There’s certainly something to be said for launching fast, with your minimal viable product in tow. But launching with a minimum viable product is different than launching with a clunky or unclear marketing funnel.
If you’re going to convert your target market and have a good runway ahead, it’s not enough to know what you’re selling, you also need to know how you’re going to sell. And that’s something you should have lined up well before your official product launch.
A clear, well-thought-out sales funnel, for example, increased sales by 412 percent for Mary Hong Art, an online business that sells ShardWorx art kits. As a case study on PageWiz noted, the business's funnel for consumers was arranged in a kind of chronological order: epic content, lead magnet, tripwire (low-cost offer), core offer, profit maximizer (or upsell).
For Mary Hong Art, a strategic funnel like that made a big difference (412 percent, to be exact). Clearly, every successful product launch needs clear, logical marketing and a sales funnel that guides each consumer to purchase.
What’s the best way to determine whether your product will be a success before you launch?
Answer: by creating a beta and/or alpha version to test with your target market. So, create your minimum viable product, do a soft-launch pre-release to a limited amount of people and collect feedback.
Based on the feedback you receive, you can iterate your product and ensure that launch day is a major success. If you get a lot of negative feedback or confused responses, though, you might be better off shifting to a different product altogether.
An example? Had Nintendo spent more time allowing beta testers to play with the Wii U before it launched, the company probably would have known that the Wii U would be less than impressive to consumers. In fact, it sold only 400,000 units on launch day up against its previous system’s (the original Wii) 600,000 units sold at launch.
But ultimately, Nintendo seemed to learn its lesson. After it launched its wildly successful next gaming system (the Nintendo Switch), Bill Trinen, Nintendo of America's senior product marketing manager, spoke about the experience withBusiness Insider. Said Trinen:"With Switch being something that you can take with you, it made it really important that you could play it instantly… That to me is an example of a direct lesson from the Wii U era, where Nintendo said, 'That's something we're gonna zero in on and make a dramatic improvement on.'"
In short, Nintendo learned what its market wanted. And its engineers altered their next product launch to be a success. Learn from their experience and do a soft-launch of your own product or service to test and iterate before you fully bring your product to market.
Being honest with yourself about how you think launch day is going to turn out is absolutely critical to your product’s success. Most of the time, you know intuitively what your market buyers are going to think of your product, how they’re going to receive it, and what they’re going to say.

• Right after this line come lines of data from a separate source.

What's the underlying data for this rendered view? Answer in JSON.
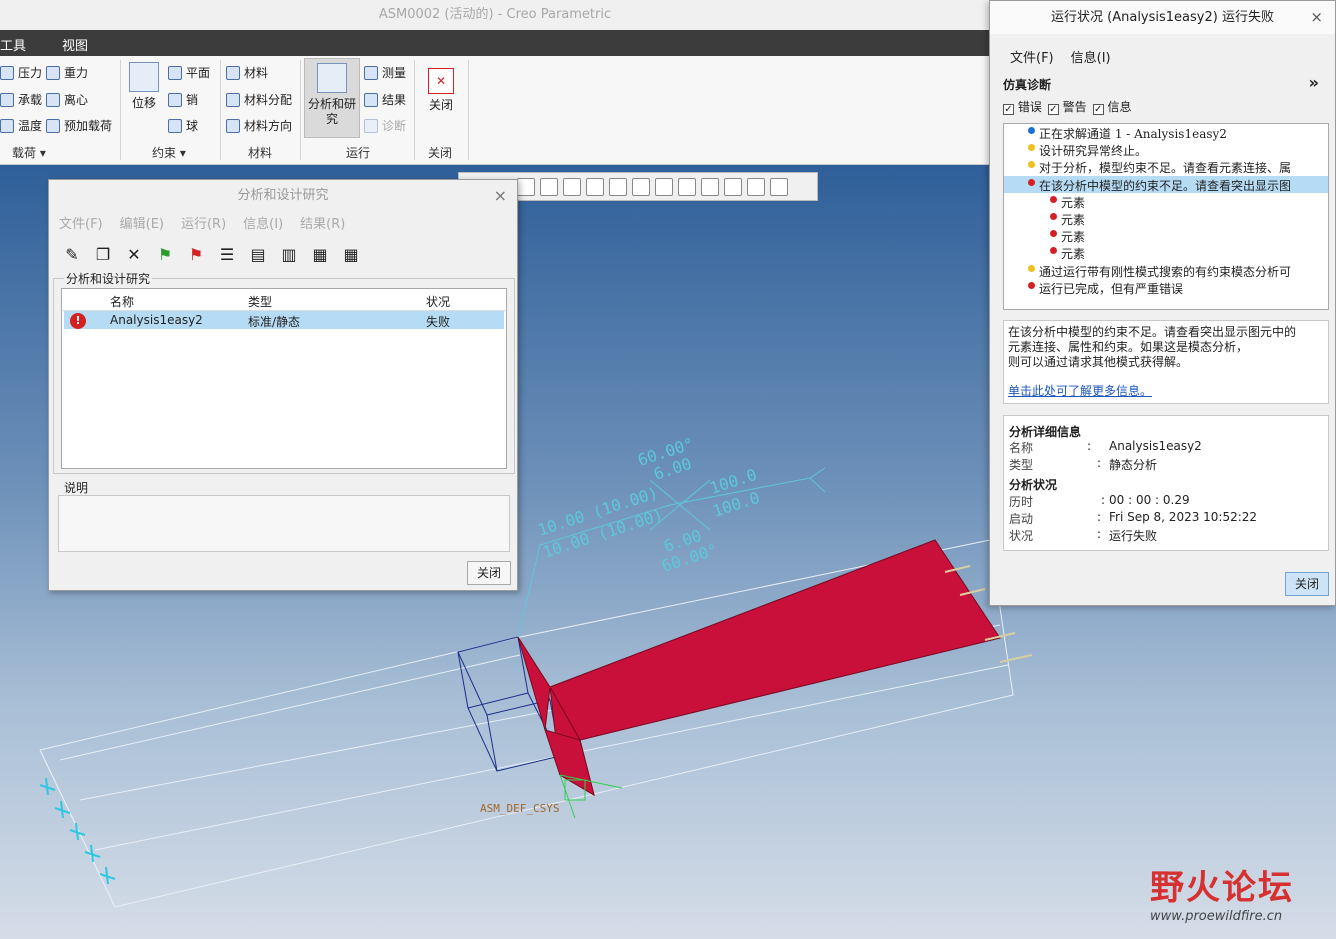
{
  "app": {
    "title": "ASM0002 (活动的) - Creo Parametric",
    "menus": [
      "工具",
      "视图"
    ]
  },
  "ribbon": {
    "loads": {
      "items": [
        "压力",
        "重力",
        "承载",
        "离心",
        "温度",
        "预加载荷"
      ],
      "group": "载荷 ▾"
    },
    "constraints": {
      "big": "位移",
      "items": [
        "平面",
        "销",
        "球"
      ],
      "group": "约束 ▾"
    },
    "materials": {
      "items": [
        "材料",
        "材料分配",
        "材料方向"
      ],
      "group": "材料"
    },
    "run": {
      "big": "分析和研究",
      "items": [
        "测量",
        "结果",
        "诊断"
      ],
      "group": "运行"
    },
    "close": {
      "big": "关闭",
      "group": "关闭"
    }
  },
  "dialog_studies": {
    "title": "分析和设计研究",
    "close": "×",
    "menus": [
      "文件(F)",
      "编辑(E)",
      "运行(R)",
      "信息(I)",
      "结果(R)"
    ],
    "group_label": "分析和设计研究",
    "columns": [
      "名称",
      "类型",
      "状况"
    ],
    "rows": [
      {
        "name": "Analysis1easy2",
        "type": "标准/静态",
        "status": "失败"
      }
    ],
    "desc_label": "说明",
    "close_button": "关闭"
  },
  "dialog_status": {
    "title": "运行状况 (Analysis1easy2) 运行失败",
    "close": "×",
    "menus": [
      "文件(F)",
      "信息(I)"
    ],
    "section": "仿真诊断",
    "expand": "»",
    "filters": [
      "错误",
      "警告",
      "信息"
    ],
    "messages": [
      {
        "text": "正在求解通道 1 - Analysis1easy2",
        "color": "#1a6fd6",
        "indent": 0
      },
      {
        "text": "设计研究异常终止。",
        "color": "#f0c020",
        "indent": 0
      },
      {
        "text": "对于分析，模型约束不足。请查看元素连接、属",
        "color": "#f0c020",
        "indent": 0
      },
      {
        "text": "在该分析中模型的约束不足。请查看突出显示图",
        "color": "#d42020",
        "indent": 0,
        "selected": true
      },
      {
        "text": "元素",
        "color": "#d42020",
        "indent": 1
      },
      {
        "text": "元素",
        "color": "#d42020",
        "indent": 1
      },
      {
        "text": "元素",
        "color": "#d42020",
        "indent": 1
      },
      {
        "text": "元素",
        "color": "#d42020",
        "indent": 1
      },
      {
        "text": "通过运行带有刚性模式搜索的有约束模态分析可",
        "color": "#f0c020",
        "indent": 0
      },
      {
        "text": "运行已完成，但有严重错误",
        "color": "#d42020",
        "indent": 0
      }
    ],
    "explain": [
      "在该分析中模型的约束不足。请查看突出显示图元中的",
      "元素连接、属性和约束。如果这是模态分析，",
      "则可以通过请求其他模式获得解。"
    ],
    "help_link": "单击此处可了解更多信息。",
    "details": {
      "header1": "分析详细信息",
      "name_label": "名称",
      "name_value": "Analysis1easy2",
      "type_label": "类型",
      "type_value": "静态分析",
      "header2": "分析状况",
      "elapsed_label": "历时",
      "elapsed_value": "00 : 00 : 0.29",
      "start_label": "启动",
      "start_value": "Fri Sep  8, 2023    10:52:22",
      "state_label": "状况",
      "state_value": "运行失败"
    },
    "close_button": "关闭"
  },
  "viewport": {
    "annotations": [
      "60.00°",
      "6.00",
      "10.00 (10.00)",
      "10.00 (10.00)",
      "100.0",
      "100.0",
      "6.00",
      "60.00°"
    ],
    "csys_label": "ASM_DEF_CSYS"
  },
  "watermark": {
    "brand": "野火论坛",
    "url": "www.proewildfire.cn"
  }
}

How is this intuitive? It's because your market will have the same concerns you have about your product in the back of your mind -- that itching lack of clarity, that muddy user experience or thatcheap look and feel.
The lesson here: Do not ignore your gut instinct. I love the way that Irene Barrera, founder of Stay Fit With Irene, put it in an email to me: “If you know in your gut that your product or service won’t resonate with your audience, if you hate or even dislike the experience it will give your target market, then why would you launch it? It’s far better to take additional time to launch a product that you’re proud and excited about to announce to your audience.”
So, a launch might seem complicated, but it really isn’t. Launches go sour for two simple reasons (usually): Either the market doesn’t have a need for the product at all, or you need to get the messaging for that product dialed in.
Of course, knowing whether your product will succeed before you launch is easier said than done. But treat the above four signs as indicators that you should rethink your product before bringing it to market, and, in the end, you’ll have a successful launch day. Even if it does take you a bit longer to get there, the effort will still be worth it.